> _Exercise goal_:
Each record here should be printed again exactly; please leave its pictures out.

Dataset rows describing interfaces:
= Beginning of Section =

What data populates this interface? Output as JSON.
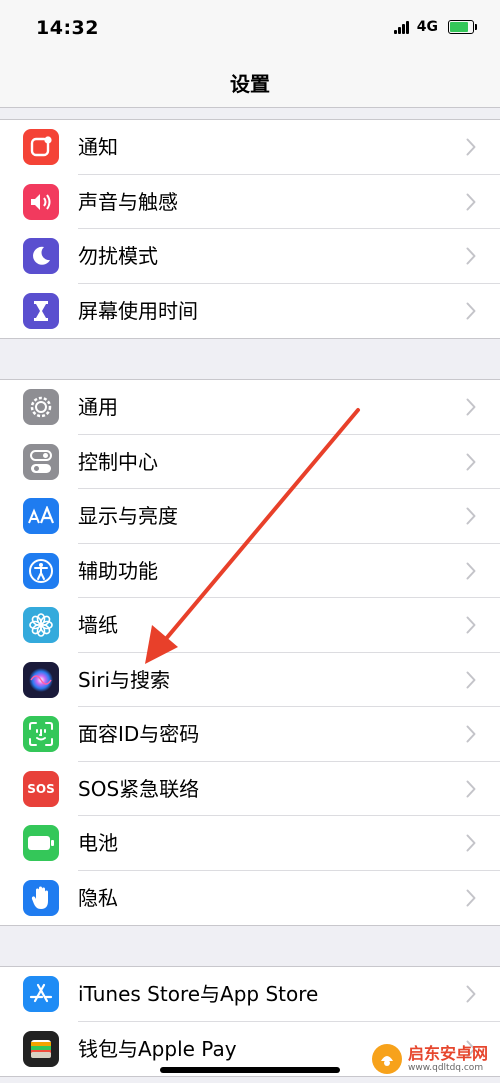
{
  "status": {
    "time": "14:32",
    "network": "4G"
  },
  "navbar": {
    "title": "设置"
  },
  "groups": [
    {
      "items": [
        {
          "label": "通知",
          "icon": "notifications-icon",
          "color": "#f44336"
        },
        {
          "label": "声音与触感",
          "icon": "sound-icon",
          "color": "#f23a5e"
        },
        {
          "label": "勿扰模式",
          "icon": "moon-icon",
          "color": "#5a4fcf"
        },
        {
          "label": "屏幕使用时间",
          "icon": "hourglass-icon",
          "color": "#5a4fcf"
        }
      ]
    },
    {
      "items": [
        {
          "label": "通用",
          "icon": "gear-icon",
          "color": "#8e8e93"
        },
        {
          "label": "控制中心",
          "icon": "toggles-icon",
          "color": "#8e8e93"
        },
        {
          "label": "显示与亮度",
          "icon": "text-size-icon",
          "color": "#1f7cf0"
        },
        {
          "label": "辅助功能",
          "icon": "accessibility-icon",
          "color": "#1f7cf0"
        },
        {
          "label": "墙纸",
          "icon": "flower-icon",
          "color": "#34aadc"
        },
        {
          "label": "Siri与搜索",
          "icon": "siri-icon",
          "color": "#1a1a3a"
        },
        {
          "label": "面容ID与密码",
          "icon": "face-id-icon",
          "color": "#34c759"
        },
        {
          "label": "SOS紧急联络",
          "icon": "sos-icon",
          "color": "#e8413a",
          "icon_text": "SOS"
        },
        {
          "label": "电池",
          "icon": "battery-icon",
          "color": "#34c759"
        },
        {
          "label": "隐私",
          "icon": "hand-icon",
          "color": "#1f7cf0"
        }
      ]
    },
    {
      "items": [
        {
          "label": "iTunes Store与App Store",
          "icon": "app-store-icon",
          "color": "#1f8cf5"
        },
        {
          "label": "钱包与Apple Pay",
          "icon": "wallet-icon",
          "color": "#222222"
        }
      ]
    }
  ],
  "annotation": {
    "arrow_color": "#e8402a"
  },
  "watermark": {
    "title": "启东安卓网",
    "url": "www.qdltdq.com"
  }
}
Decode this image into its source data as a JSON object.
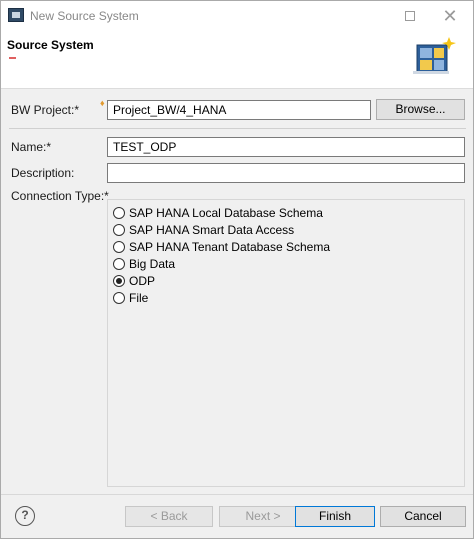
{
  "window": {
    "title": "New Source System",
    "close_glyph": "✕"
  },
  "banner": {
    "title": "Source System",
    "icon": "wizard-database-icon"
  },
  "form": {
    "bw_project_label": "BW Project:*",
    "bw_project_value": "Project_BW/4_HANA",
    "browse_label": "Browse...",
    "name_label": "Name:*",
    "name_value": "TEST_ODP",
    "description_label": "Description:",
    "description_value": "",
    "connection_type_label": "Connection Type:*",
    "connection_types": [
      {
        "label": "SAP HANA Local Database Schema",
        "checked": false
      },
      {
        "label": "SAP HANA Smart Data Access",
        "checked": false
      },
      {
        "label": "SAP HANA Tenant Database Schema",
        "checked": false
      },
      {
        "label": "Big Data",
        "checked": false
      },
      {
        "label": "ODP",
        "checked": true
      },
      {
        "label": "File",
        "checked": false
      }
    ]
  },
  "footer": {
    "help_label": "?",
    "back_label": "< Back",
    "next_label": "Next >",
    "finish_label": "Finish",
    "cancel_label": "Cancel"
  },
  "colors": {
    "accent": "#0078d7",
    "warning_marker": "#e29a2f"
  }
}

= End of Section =

> _Problem solution_:
What data populates this interface? Output as JSON.
{
  "status": {
    "time": "14:32",
    "network": "4G"
  },
  "navbar": {
    "title": "设置"
  },
  "groups": [
    {
      "items": [
        {
          "label": "通知",
          "icon": "notifications-icon",
          "color": "#f44336"
        },
        {
          "label": "声音与触感",
          "icon": "sound-icon",
          "color": "#f23a5e"
        },
        {
          "label": "勿扰模式",
          "icon": "moon-icon",
          "color": "#5a4fcf"
        },
        {
          "label": "屏幕使用时间",
          "icon": "hourglass-icon",
          "color": "#5a4fcf"
        }
      ]
    },
    {
      "items": [
        {
          "label": "通用",
          "icon": "gear-icon",
          "color": "#8e8e93"
        },
        {
          "label": "控制中心",
          "icon": "toggles-icon",
          "color": "#8e8e93"
        },
        {
          "label": "显示与亮度",
          "icon": "text-size-icon",
          "color": "#1f7cf0"
        },
        {
          "label": "辅助功能",
          "icon": "accessibility-icon",
          "color": "#1f7cf0"
        },
        {
          "label": "墙纸",
          "icon": "flower-icon",
          "color": "#34aadc"
        },
        {
          "label": "Siri与搜索",
          "icon": "siri-icon",
          "color": "#1a1a3a"
        },
        {
          "label": "面容ID与密码",
          "icon": "face-id-icon",
          "color": "#34c759"
        },
        {
          "label": "SOS紧急联络",
          "icon": "sos-icon",
          "color": "#e8413a",
          "icon_text": "SOS"
        },
        {
          "label": "电池",
          "icon": "battery-icon",
          "color": "#34c759"
        },
        {
          "label": "隐私",
          "icon": "hand-icon",
          "color": "#1f7cf0"
        }
      ]
    },
    {
      "items": [
        {
          "label": "iTunes Store与App Store",
          "icon": "app-store-icon",
          "color": "#1f8cf5"
        },
        {
          "label": "钱包与Apple Pay",
          "icon": "wallet-icon",
          "color": "#222222"
        }
      ]
    }
  ],
  "annotation": {
    "arrow_color": "#e8402a"
  },
  "watermark": {
    "title": "启东安卓网",
    "url": "www.qdltdq.com"
  }
}
Decode this image into its source data as a JSON object.
{
  "window": {
    "title": "New Source System",
    "close_glyph": "✕"
  },
  "banner": {
    "title": "Source System",
    "icon": "wizard-database-icon"
  },
  "form": {
    "bw_project_label": "BW Project:*",
    "bw_project_value": "Project_BW/4_HANA",
    "browse_label": "Browse...",
    "name_label": "Name:*",
    "name_value": "TEST_ODP",
    "description_label": "Description:",
    "description_value": "",
    "connection_type_label": "Connection Type:*",
    "connection_types": [
      {
        "label": "SAP HANA Local Database Schema",
        "checked": false
      },
      {
        "label": "SAP HANA Smart Data Access",
        "checked": false
      },
      {
        "label": "SAP HANA Tenant Database Schema",
        "checked": false
      },
      {
        "label": "Big Data",
        "checked": false
      },
      {
        "label": "ODP",
        "checked": true
      },
      {
        "label": "File",
        "checked": false
      }
    ]
  },
  "footer": {
    "help_label": "?",
    "back_label": "< Back",
    "next_label": "Next >",
    "finish_label": "Finish",
    "cancel_label": "Cancel"
  },
  "colors": {
    "accent": "#0078d7",
    "warning_marker": "#e29a2f"
  }
}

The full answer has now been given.